W e were notified that our game had been accepted into the International Games Day indie game showcase, held at the University of Miami, two days prior to the actual event. We had applied three weeks earlier and had almost given up hope on acceptance. For three months we had been building our game and it finally felt time to get some real world feedback from people other than friends and family. Out of the blue we get the email saying that we were accepted into the showcase and suddenly we had to have a whole set-up prepared in two days.
First though, a little backstory about our game. Our game is called BlockShot Champion and is being built in GameMaker Studio. The concept is simple, it is a 2D platformer where each player controls a block that can shoot and shield, and the goal is to be the last person standing. Despite its simple premise we have found that the game mechanics allow for a surprisingly large amount of strategy and the end result is extremely competitive. Up to four players can play at once on compact maps. This creates fast paced action with tight wins and losses that do not feel dependent on luck. The game has been programmed by one person and is a hobby turned passion that we are building a business around.
First on the list was our controllers. We had four controllers but some of the bumpers didn’t click properly and the grips on the thumbsticks were wearing thin, not to mention the fact that our battery packs were not all working. So we headed to GameStop to try to find some new controllers, only to find that even used Xbox 360 controllers were still a hefty investment if you wanted to buy four of them. Best Buy had no better luck, and we even wandered into Target to try to get a lay of the land. Still no luck. So we had to try to find another option.
We decided to retouch our current controllers as best as possible. Some detachable thumbstick grips, four new battery packs, and a surprisingly long time with isopropyl alcohol and cotton swabs later and we had four good as new controllers in our possession. We printed out some business cards and signs and that’s when we felt like things were beginning to fall into place for the big day.
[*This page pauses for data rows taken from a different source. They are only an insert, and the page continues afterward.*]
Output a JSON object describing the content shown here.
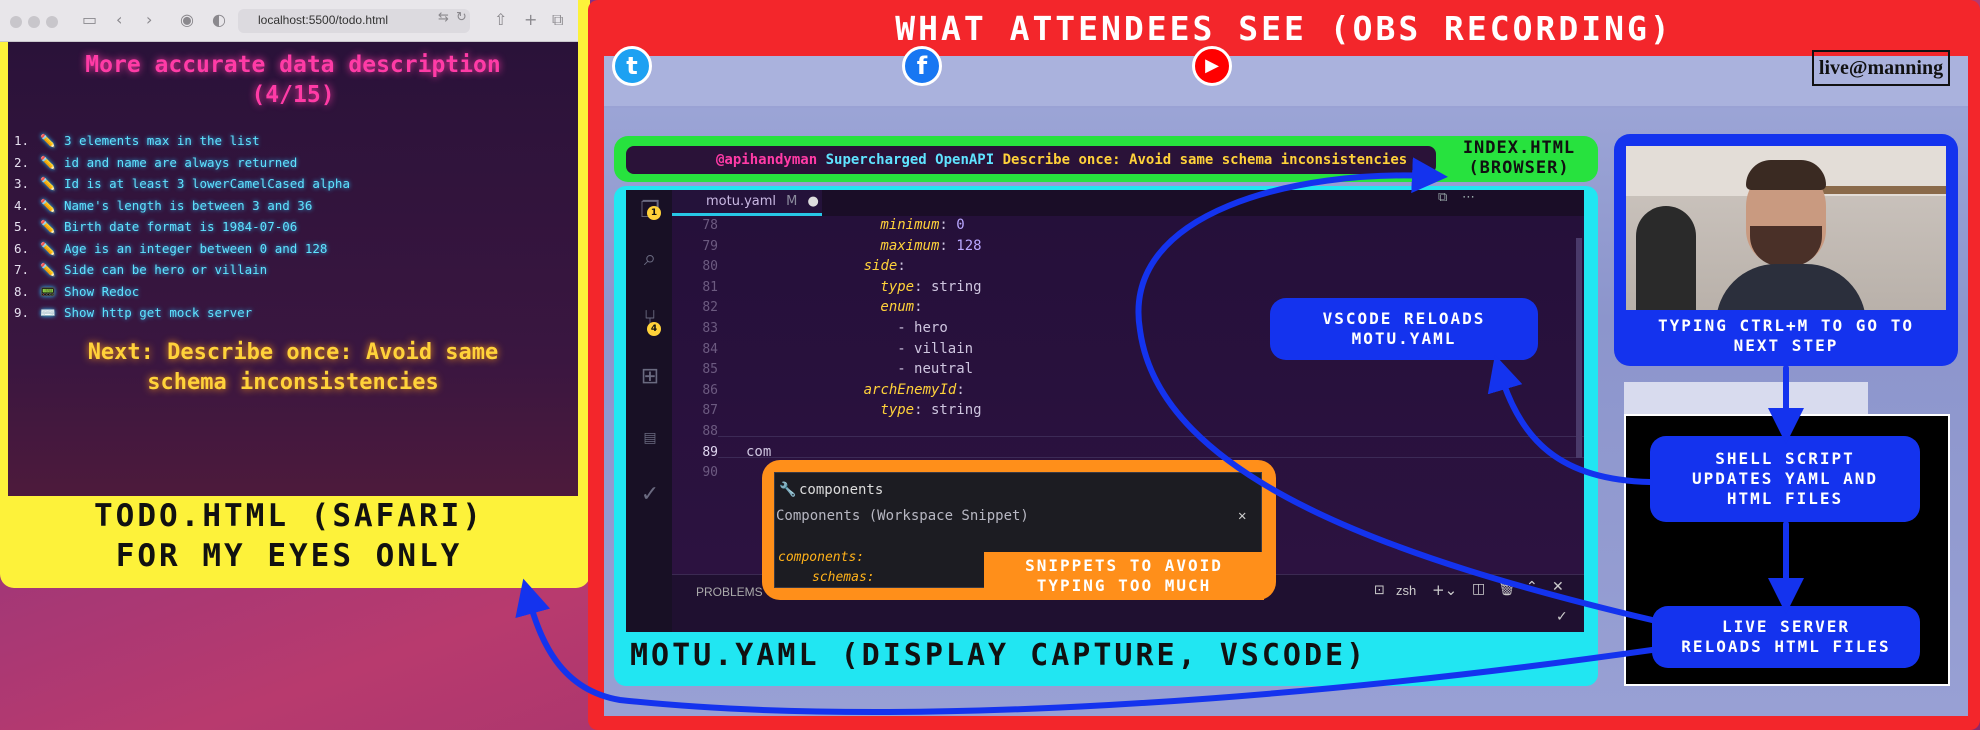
{
  "safari": {
    "url": "localhost:5500/todo.html"
  },
  "todo": {
    "title_line1": "More accurate data description",
    "title_line2": "(4/15)",
    "items": [
      {
        "num": "1.",
        "icon": "✏️",
        "text": "3 elements max in the list"
      },
      {
        "num": "2.",
        "icon": "✏️",
        "text": "id and name are always returned"
      },
      {
        "num": "3.",
        "icon": "✏️",
        "text": "Id is at least 3 lowerCamelCased alpha"
      },
      {
        "num": "4.",
        "icon": "✏️",
        "text": "Name's length is between 3 and 36"
      },
      {
        "num": "5.",
        "icon": "✏️",
        "text": "Birth date format is 1984-07-06"
      },
      {
        "num": "6.",
        "icon": "✏️",
        "text": "Age is an integer between 0 and 128"
      },
      {
        "num": "7.",
        "icon": "✏️",
        "text": "Side can be hero or villain"
      },
      {
        "num": "8.",
        "icon": "📟",
        "text": "Show Redoc"
      },
      {
        "num": "9.",
        "icon": "⌨️",
        "text": "Show http get mock server"
      }
    ],
    "next_line1": "Next: Describe once: Avoid same",
    "next_line2": "schema inconsistencies",
    "caption_line1": "TODO.HTML (SAFARI)",
    "caption_line2": "FOR MY EYES ONLY"
  },
  "obs": {
    "title": "WHAT ATTENDEES SEE (OBS RECORDING)",
    "brand": "live@manning",
    "index_banner": {
      "handle": "@apihandyman",
      "brand": "Supercharged OpenAPI",
      "step": "Describe once: Avoid same schema inconsistencies"
    },
    "index_label_line1": "INDEX.HTML",
    "index_label_line2": "(BROWSER)",
    "vscode": {
      "tab": "motu.yaml",
      "tab_modified": "M",
      "badge_explorer": "1",
      "badge_scm": "4",
      "lines": [
        {
          "n": "78",
          "indent": 16,
          "key": "minimum",
          "val": "0",
          "vclass": "v"
        },
        {
          "n": "79",
          "indent": 16,
          "key": "maximum",
          "val": "128",
          "vclass": "v"
        },
        {
          "n": "80",
          "indent": 14,
          "key": "side",
          "val": "",
          "vclass": "p"
        },
        {
          "n": "81",
          "indent": 16,
          "key": "type",
          "val": "string",
          "vclass": "p"
        },
        {
          "n": "82",
          "indent": 16,
          "key": "enum",
          "val": "",
          "vclass": "p"
        },
        {
          "n": "83",
          "indent": 18,
          "key": "",
          "val": "- hero",
          "vclass": "p"
        },
        {
          "n": "84",
          "indent": 18,
          "key": "",
          "val": "- villain",
          "vclass": "p"
        },
        {
          "n": "85",
          "indent": 18,
          "key": "",
          "val": "- neutral",
          "vclass": "p"
        },
        {
          "n": "86",
          "indent": 14,
          "key": "archEnemyId",
          "val": "",
          "vclass": "p"
        },
        {
          "n": "87",
          "indent": 16,
          "key": "type",
          "val": "string",
          "vclass": "p"
        },
        {
          "n": "88",
          "indent": 0,
          "key": "",
          "val": "",
          "vclass": "p"
        },
        {
          "n": "89",
          "indent": 0,
          "key": "",
          "val": "com",
          "vclass": "p"
        },
        {
          "n": "90",
          "indent": 0,
          "key": "",
          "val": "",
          "vclass": "p"
        }
      ],
      "suggest_label": "components",
      "suggest_detail": "Components (Workspace Snippet)",
      "snippet_key": "components:",
      "snippet_child": "schemas:",
      "panel_problems": "PROBLEMS",
      "terminal_name": "zsh"
    },
    "snippet_callout_line1": "SNIPPETS TO AVOID",
    "snippet_callout_line2": "TYPING TOO MUCH",
    "motu_caption": "MOTU.YAML (DISPLAY CAPTURE, VSCODE)",
    "vscode_reloads_line1": "VSCODE RELOADS",
    "vscode_reloads_line2": "MOTU.YAML",
    "cam_label_line1": "TYPING CTRL+M TO GO TO",
    "cam_label_line2": "NEXT STEP",
    "shell_line1": "SHELL SCRIPT",
    "shell_line2": "UPDATES YAML AND",
    "shell_line3": "HTML FILES",
    "live_line1": "LIVE SERVER",
    "live_line2": "RELOADS HTML FILES"
  },
  "colors": {
    "yellow": "#fdf23a",
    "red": "#f3262b",
    "green": "#27e23e",
    "cyan": "#21e6f2",
    "orange": "#ff8f1a",
    "blue": "#1433ee",
    "neon_pink": "#ff3ba6",
    "neon_cyan": "#5fe3ff"
  }
}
Things went pretty smoothly for this part, as traffic that time of morning is not really an issue. That is until a sickening sound appeared from one of our front tires. In a panic we pulled into a rest area and looked at the damage. The wheel well liner on our front right tire had come loose and was hitting into the tire. Luckily it was something that a little bit of ingenuity and painter’s tape could fix, and we were back on the road in no time.
Finally we arrived at the University of Miami fifteen minutes before set up time. We built our booth relatively fast which gave us a chance to look around and see what was going on around other booths. With the preparations over, all we could do was wait and see what would happen next.
As the day went on, people actually started to show up. Other developers were the first to play our game and us theirs, and it was a great feeling of community that we were not expecting. Everyone there was in a similar age bracket and many had the same aspirations as us. A few of the other games being shown were very impressive, with one particular mobile game, CubePlanet, being a stand out hit. The remarkable thing was, every single game developer that played our game gave us incredible feedback. Up until that moment, only close friends and family had seen our game, and seeing how other developers reacted to playing it, confirmed that we weren’t in a bubble of biased positive feedback.
All in all the day was undoubtedly a success, much more so than any of us expected. We packed up our stuff and got ready for the long trek back home, with valuable new insight and lots of new friends. We are definitely looking forward to the next time we can share the experience of BlockShot Champion with others. We can’t wait to take the next steps in our journey and continue developing BlockShot Champion into something that we can be proud of.